Beat the Heat: Content Analysis of Message Appeals in Heat Risk Communication

Room 154
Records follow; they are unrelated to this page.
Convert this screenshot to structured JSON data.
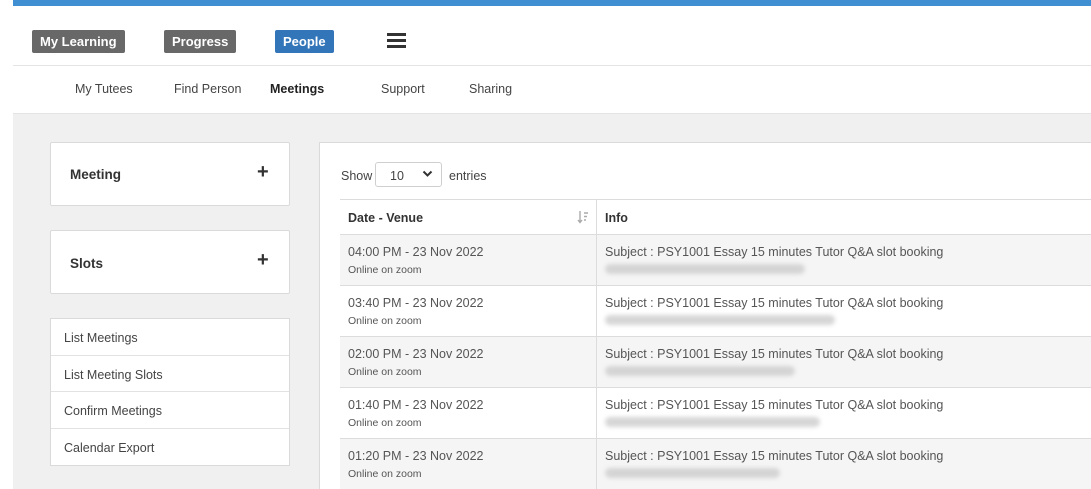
{
  "header": {
    "nav": [
      {
        "label": "My Learning",
        "style": "grey"
      },
      {
        "label": "Progress",
        "style": "grey"
      },
      {
        "label": "People",
        "style": "blue"
      }
    ],
    "accent_color": "#3f8fd2"
  },
  "subnav": {
    "items": [
      {
        "label": "My Tutees"
      },
      {
        "label": "Find Person"
      },
      {
        "label": "Meetings",
        "active": true
      },
      {
        "label": "Support"
      },
      {
        "label": "Sharing"
      }
    ]
  },
  "sidebar": {
    "meeting_label": "Meeting",
    "slots_label": "Slots",
    "plus_symbol": "+",
    "links": [
      "List Meetings",
      "List Meeting Slots",
      "Confirm Meetings",
      "Calendar Export"
    ]
  },
  "main": {
    "show_label": "Show",
    "entries_value": "10",
    "entries_label": "entries",
    "columns": [
      "Date - Venue",
      "Info"
    ],
    "rows": [
      {
        "date": "04:00 PM - 23 Nov 2022",
        "venue": "Online on zoom",
        "subject": "Subject : PSY1001 Essay 15 minutes Tutor Q&A slot booking"
      },
      {
        "date": "03:40 PM - 23 Nov 2022",
        "venue": "Online on zoom",
        "subject": "Subject : PSY1001 Essay 15 minutes Tutor Q&A slot booking"
      },
      {
        "date": "02:00 PM - 23 Nov 2022",
        "venue": "Online on zoom",
        "subject": "Subject : PSY1001 Essay 15 minutes Tutor Q&A slot booking"
      },
      {
        "date": "01:40 PM - 23 Nov 2022",
        "venue": "Online on zoom",
        "subject": "Subject : PSY1001 Essay 15 minutes Tutor Q&A slot booking"
      },
      {
        "date": "01:20 PM - 23 Nov 2022",
        "venue": "Online on zoom",
        "subject": "Subject : PSY1001 Essay 15 minutes Tutor Q&A slot booking"
      }
    ]
  }
}
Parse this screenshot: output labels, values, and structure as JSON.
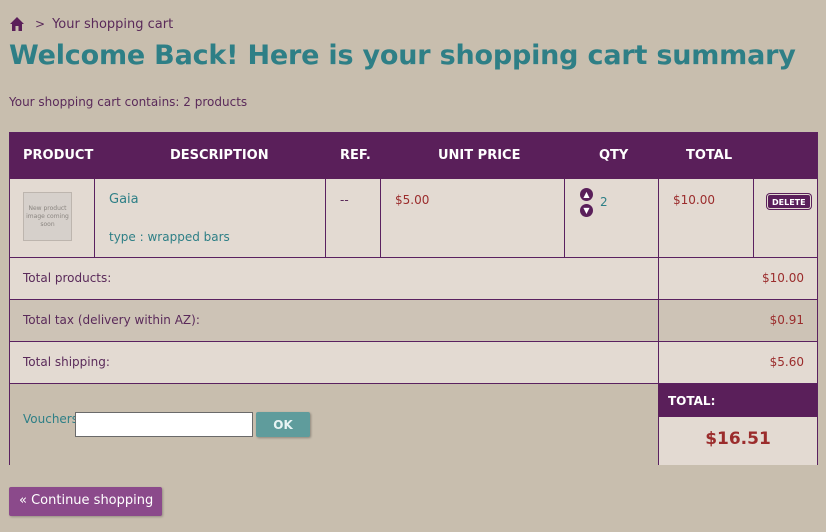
{
  "breadcrumb": {
    "home_icon": "home-icon",
    "separator": ">",
    "current": "Your shopping cart"
  },
  "page_title": "Welcome Back! Here is your shopping cart summary",
  "cart_summary_text": "Your shopping cart contains: 2 products",
  "table": {
    "headers": {
      "product": "PRODUCT",
      "description": "DESCRIPTION",
      "ref": "REF.",
      "unit_price": "UNIT PRICE",
      "qty": "QTY",
      "total": "TOTAL"
    },
    "items": [
      {
        "thumbnail_text": "New product image coming soon",
        "name": "Gaia",
        "attributes": "type : wrapped bars",
        "ref": "--",
        "unit_price": "$5.00",
        "qty": "2",
        "total": "$10.00",
        "delete_label": "DELETE"
      }
    ]
  },
  "totals": {
    "products_label": "Total products:",
    "products_value": "$10.00",
    "tax_label": "Total tax (delivery within AZ):",
    "tax_value": "$0.91",
    "shipping_label": "Total shipping:",
    "shipping_value": "$5.60",
    "grand_label": "TOTAL:",
    "grand_value": "$16.51"
  },
  "voucher": {
    "label": "Vouchers",
    "value": "",
    "ok_label": "OK"
  },
  "continue_label": "« Continue shopping",
  "colors": {
    "background": "#c8beae",
    "header_purple": "#5a1f5a",
    "title_teal": "#2e7f86",
    "price_red": "#9b2c2c",
    "row_light": "#e3dad2"
  }
}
Extreme heat events are a leading cause of weather-related mortality in the U.S., and heat-related mobility significantly threatens people's well-being. Communication messages designed to protect people from the harmful effects of extreme heat events are highly recommended by health experts, but do such messages really work to reduce risk among the general public? To date, little is known about how heat-related messages are constructed and to what extent such messages influence people's attitudes and behaviors. This paper content-analyzes communication messages about heat risks posted on social media by local National Weather Service (NWS) accounts to investigate what message appeals are used to attract the public's attention and how the public responds to these messages. A stratified account sample is based on the geographic units, heat risk perceptions, self-reported health impacts of heat, and heat-related fatalities within weather forecast areas. The paper examines the differences in message appeal type and frequency by sampling strata, as well as by time series and by popularity of posts. The results provide insights into geographic variations in message appeals in heat risk communication, and will also inform future research to experimentally test the public's response to different types of message appeals.